▶ **Work task**:
Exact copy, no pictures: reproduce every record below as it stands.

▶ **Exercise material**:

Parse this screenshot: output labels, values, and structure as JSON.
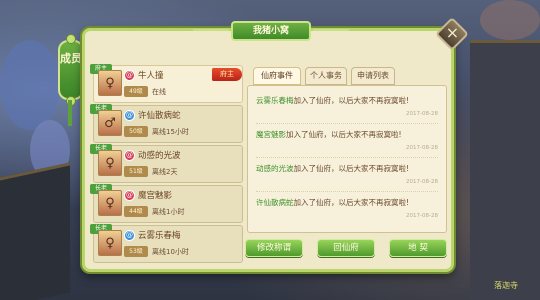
{
  "window": {
    "title": "我猪小窝",
    "close_icon": "close-icon",
    "side_tab_label": "成员"
  },
  "tabs": [
    {
      "label": "仙府事件",
      "active": true
    },
    {
      "label": "个人事务",
      "active": false
    },
    {
      "label": "申请列表",
      "active": false
    }
  ],
  "members": [
    {
      "rank": "府主",
      "name": "牛人撞",
      "level": "49级",
      "status": "在线",
      "owner_badge": "府主",
      "school_color": "#d63b54",
      "avatar": "♀"
    },
    {
      "rank": "长老",
      "name": "许仙散病蛇",
      "level": "50级",
      "status": "离线15小时",
      "school_color": "#3a8fd6",
      "avatar": "♂"
    },
    {
      "rank": "长老",
      "name": "动感的光波",
      "level": "51级",
      "status": "离线2天",
      "school_color": "#d63b54",
      "avatar": "♀"
    },
    {
      "rank": "长老",
      "name": "魔宫魅影",
      "level": "44级",
      "status": "离线1小时",
      "school_color": "#d63b54",
      "avatar": "♀"
    },
    {
      "rank": "长老",
      "name": "云雾乐春梅",
      "level": "53级",
      "status": "离线10小时",
      "school_color": "#3a8fd6",
      "avatar": "♀"
    }
  ],
  "events": [
    {
      "who": "云雾乐春梅",
      "text": "加入了仙府，以后大家不再寂寞啦!",
      "time": "2017-08-28"
    },
    {
      "who": "魔宫魅影",
      "text": "加入了仙府，以后大家不再寂寞啦!",
      "time": "2017-08-28"
    },
    {
      "who": "动感的光波",
      "text": "加入了仙府，以后大家不再寂寞啦!",
      "time": "2017-08-28"
    },
    {
      "who": "许仙散病蛇",
      "text": "加入了仙府，以后大家不再寂寞啦!",
      "time": "2017-08-28"
    }
  ],
  "buttons": {
    "modify_title": "修改称谓",
    "return_home": "回仙府",
    "territory": "地 契"
  },
  "scene": {
    "ground_label": "落迦寺"
  }
}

▶ **Solution for this problem**:
Parse this screenshot: output labels, values, and structure as JSON.
{
  "window": {
    "title": "我猪小窝",
    "close_icon": "close-icon",
    "side_tab_label": "成员"
  },
  "tabs": [
    {
      "label": "仙府事件",
      "active": true
    },
    {
      "label": "个人事务",
      "active": false
    },
    {
      "label": "申请列表",
      "active": false
    }
  ],
  "members": [
    {
      "rank": "府主",
      "name": "牛人撞",
      "level": "49级",
      "status": "在线",
      "owner_badge": "府主",
      "school_color": "#d63b54",
      "avatar": "♀"
    },
    {
      "rank": "长老",
      "name": "许仙散病蛇",
      "level": "50级",
      "status": "离线15小时",
      "school_color": "#3a8fd6",
      "avatar": "♂"
    },
    {
      "rank": "长老",
      "name": "动感的光波",
      "level": "51级",
      "status": "离线2天",
      "school_color": "#d63b54",
      "avatar": "♀"
    },
    {
      "rank": "长老",
      "name": "魔宫魅影",
      "level": "44级",
      "status": "离线1小时",
      "school_color": "#d63b54",
      "avatar": "♀"
    },
    {
      "rank": "长老",
      "name": "云雾乐春梅",
      "level": "53级",
      "status": "离线10小时",
      "school_color": "#3a8fd6",
      "avatar": "♀"
    }
  ],
  "events": [
    {
      "who": "云雾乐春梅",
      "text": "加入了仙府，以后大家不再寂寞啦!",
      "time": "2017-08-28"
    },
    {
      "who": "魔宫魅影",
      "text": "加入了仙府，以后大家不再寂寞啦!",
      "time": "2017-08-28"
    },
    {
      "who": "动感的光波",
      "text": "加入了仙府，以后大家不再寂寞啦!",
      "time": "2017-08-28"
    },
    {
      "who": "许仙散病蛇",
      "text": "加入了仙府，以后大家不再寂寞啦!",
      "time": "2017-08-28"
    }
  ],
  "buttons": {
    "modify_title": "修改称谓",
    "return_home": "回仙府",
    "territory": "地 契"
  },
  "scene": {
    "ground_label": "落迦寺"
  }
}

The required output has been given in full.